Drivers are being encouraged to fill up their cars with petrol this weekend with prices at the pump set to increase after the cost of oil hit a two year high.
RAC figures indicate oil has reached $60 a barrel for the first time since July 2015, leading to concerns motorists will be hit hard when they go to fill up.
Car owners are now being warned to steel themselves for an increase in petrol prices from as early as next week with the 4p a litre hike in wholesale prices set to be passed on to consumers, the Mirror reports.
On average, drivers are paying 118.17p a litre for unleaded fuel while those driving diesel cars have already seen the cost jump from 120.21p a litre to 120.8p month-on-month.
But a barrel of oil has leapt 9% in a month from $55.98 to $60.98 meaning a squeeze on motorists’ budgets is “imminent” the RAC said.
The organisation’s fuel spokesman Simon Williams added: “It’s very worrying - we would expect a rise of a penny or so a litre. While it’s difficult to predict how much petrol will go up by, it will go up next week so filling up this weekend is not a bad idea.
“At the start of October there was a 6p saving in the wholesale price of unleaded which retailers eventually passed on to motorists in pump price reductions.
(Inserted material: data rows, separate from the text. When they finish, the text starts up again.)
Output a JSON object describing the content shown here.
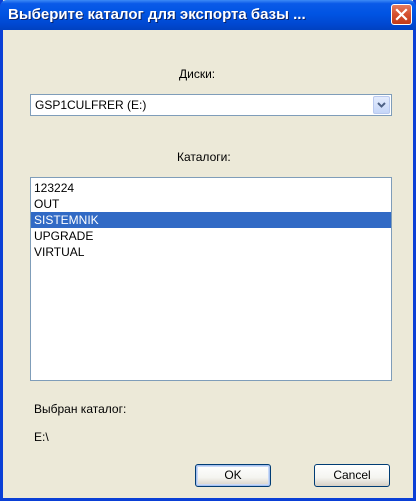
{
  "window": {
    "title": "Выберите каталог для экспорта базы ..."
  },
  "drives": {
    "label": "Диски:",
    "selected": "GSP1CULFRER  (E:)"
  },
  "directories": {
    "label": "Каталоги:",
    "items": [
      "123224",
      "OUT",
      "SISTEMNIK",
      "UPGRADE",
      "VIRTUAL"
    ],
    "selected_item": "SISTEMNIK"
  },
  "selection": {
    "label": "Выбран каталог:",
    "path": "E:\\"
  },
  "buttons": {
    "ok": "OK",
    "cancel": "Cancel"
  },
  "colors": {
    "titlebar": "#0054e3",
    "selection": "#316ac5",
    "dialog_bg": "#ece9d8"
  },
  "icons": {
    "close": "close-icon",
    "dropdown": "chevron-down-icon"
  }
}
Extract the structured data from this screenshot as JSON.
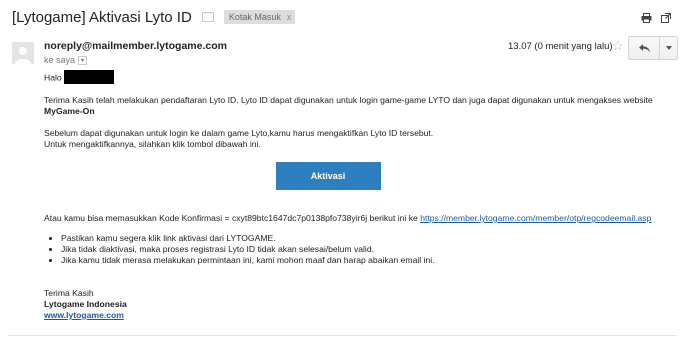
{
  "header": {
    "subject": "[Lytogame] Aktivasi Lyto ID",
    "label": "Kotak Masuk",
    "label_close": "x"
  },
  "message": {
    "sender": "noreply@mailmember.lytogame.com",
    "recipient": "ke saya",
    "time": "13.07 (0 menit yang lalu)",
    "greeting": "Halo",
    "para1a": "Terima Kasih telah melakukan pendaftaran Lyto ID. Lyto ID dapat digunakan untuk login game-game LYTO dan juga dapat digunakan untuk mengakses website",
    "para1b": "MyGame-On",
    "para2a": "Sebelum dapat digunakan untuk login ke dalam game Lyto,kamu harus mengaktifkan Lyto ID tersebut.",
    "para2b": "Untuk mengaktifkannya, silahkan klik tombol dibawah ini.",
    "activate_button": "Aktivasi",
    "code_text": "Atau kamu bisa memasukkan Kode Konfirmasi = cxyt89btc1647dc7p0138pfo738yir6j berikut ini ke",
    "code_link": "https://member.lytogame.com/member/otp/regcodeemail.asp",
    "bullets": [
      "Pastikan kamu segera klik link aktivasi dari LYTOGAME.",
      "Jika tidak diaktivasi, maka proses registrasi Lyto ID tidak akan selesai/belum valid.",
      "Jika kamu tidak merasa melakukan permintaan ini, kami mohon maaf dan harap abaikan email ini."
    ],
    "signoff": "Terima Kasih",
    "company": "Lytogame Indonesia",
    "website": "www.lytogame.com"
  }
}
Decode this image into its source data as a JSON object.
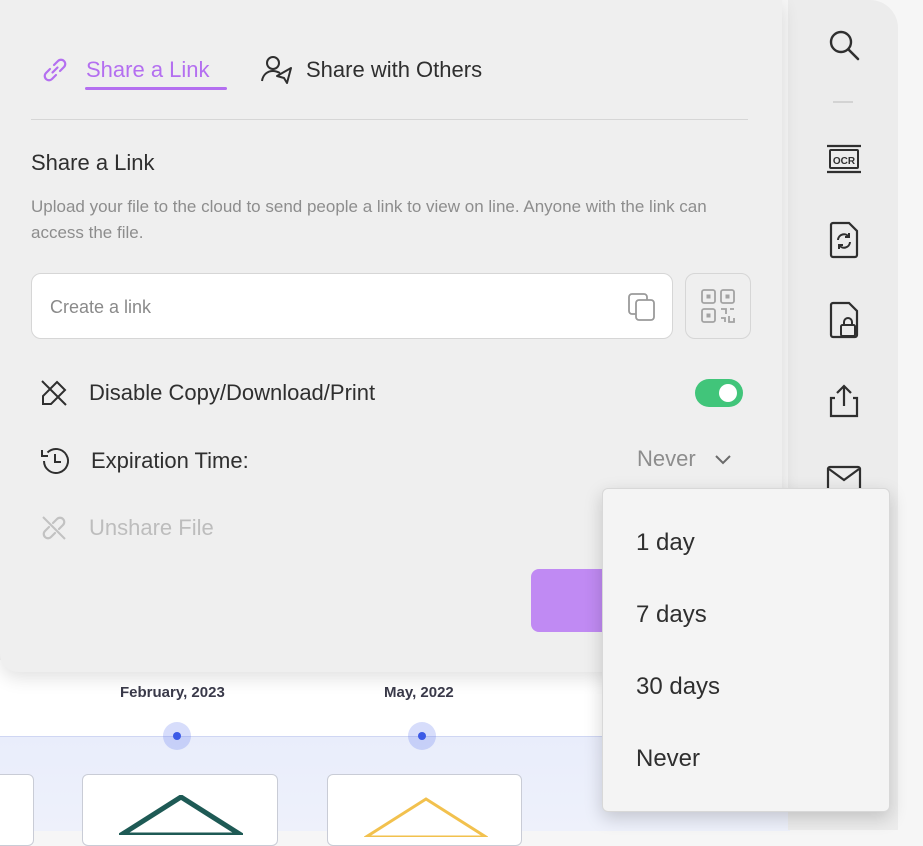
{
  "tabs": [
    {
      "label": "Share a Link",
      "icon": "link-icon",
      "active": true
    },
    {
      "label": "Share with Others",
      "icon": "user-share-icon",
      "active": false
    }
  ],
  "share_link": {
    "title": "Share a Link",
    "description": "Upload your file to the cloud to send people a link to view on line. Anyone with the link can access the file.",
    "link_placeholder": "Create a link",
    "link_value": ""
  },
  "options": {
    "disable_label": "Disable Copy/Download/Print",
    "disable_enabled": true,
    "expiration_label": "Expiration Time:",
    "expiration_value": "Never",
    "unshare_label": "Unshare File"
  },
  "dropdown": {
    "items": [
      "1 day",
      "7 days",
      "30 days",
      "Never"
    ]
  },
  "background_doc": {
    "dates": [
      "February, 2023",
      "May, 2022"
    ]
  },
  "sidebar": {
    "icons": [
      "search-icon",
      "ocr-icon",
      "convert-icon",
      "protect-icon",
      "share-icon",
      "mail-icon"
    ],
    "ocr_text": "OCR"
  },
  "colors": {
    "accent": "#b46ff0",
    "toggle_on": "#41c57a",
    "primary_button": "#c08af3"
  }
}
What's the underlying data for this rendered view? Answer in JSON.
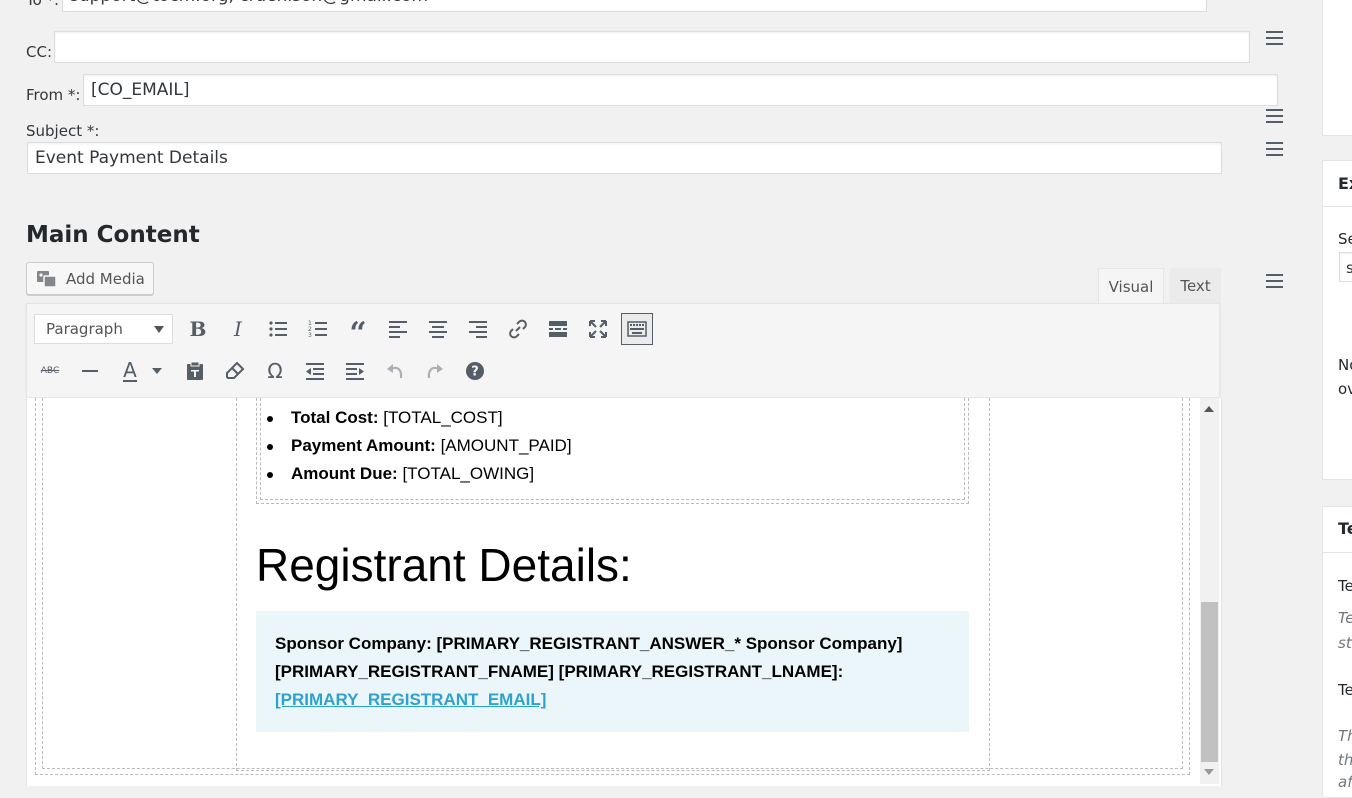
{
  "fields": {
    "to_label": "To *:",
    "to_value": "support@tocm.org, crdenison@gmail.com",
    "cc_label": "CC:",
    "cc_value": "",
    "from_label": "From *:",
    "from_value": "[CO_EMAIL]",
    "subject_label": "Subject *:",
    "subject_value": "Event Payment Details"
  },
  "main_content": {
    "title": "Main Content",
    "add_media_label": "Add Media",
    "tabs": {
      "visual": "Visual",
      "text": "Text"
    },
    "format_select": "Paragraph"
  },
  "editor": {
    "list_items": [
      {
        "label": "Total Cost:",
        "value": "[TOTAL_COST]"
      },
      {
        "label": "Payment Amount:",
        "value": "[AMOUNT_PAID]"
      },
      {
        "label": "Amount Due:",
        "value": "[TOTAL_OWING]"
      }
    ],
    "registrant_heading": "Registrant Details:",
    "registrant_line1": "Sponsor Company: [PRIMARY_REGISTRANT_ANSWER_* Sponsor Company]",
    "registrant_line2": "[PRIMARY_REGISTRANT_FNAME] [PRIMARY_REGISTRANT_LNAME]:",
    "registrant_email": "[PRIMARY_REGISTRANT_EMAIL]"
  },
  "sidebar_fragments": {
    "box2_title": "Ex",
    "box2_label": "Se",
    "box2_select": "s",
    "box2_note1": "No",
    "box2_note2": "ov",
    "box3_title": "Te",
    "box3_line1": "Te",
    "box3_italic1": "Te",
    "box3_italic2": "st",
    "box3_line2": "Te",
    "box3_italic3": "Th",
    "box3_italic4": "th",
    "box3_italic5": "af"
  },
  "icons": [
    "hamburger-icon",
    "bold-icon",
    "italic-icon",
    "bullet-list-icon",
    "numbered-list-icon",
    "blockquote-icon",
    "align-left-icon",
    "align-center-icon",
    "align-right-icon",
    "link-icon",
    "read-more-icon",
    "fullscreen-icon",
    "toolbar-toggle-icon",
    "strikethrough-icon",
    "horizontal-line-icon",
    "text-color-icon",
    "paste-text-icon",
    "clear-formatting-icon",
    "special-char-icon",
    "outdent-icon",
    "indent-icon",
    "undo-icon",
    "redo-icon",
    "help-icon"
  ]
}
This month, however, the situation is reversed and the petrol wholesale price has gone up.
“Inevitably, this increase will be passed on to motorists on the forecourt far more quickly than the cuts were made last month, but that is unfortunately the nature of ‘big’ fuel retailing - pass on wholesale rises quickly and cling on to savings for as long as possible.
But with Chancellor Philip Hammond’s Autumn Budget less than three weeks away, the RAC is urging him to freeze fuel duty rather than pile on the misery for motorists.
Mr Williams said: “Eyes will switch to the Chancellor who delivers his Budget this month, and with higher wholesale costs filtering down to the forecourts, the last thing they’ll want to see is an increase in fuel duty. We urge the Chancellor to resist this and leave the rate unchanged.”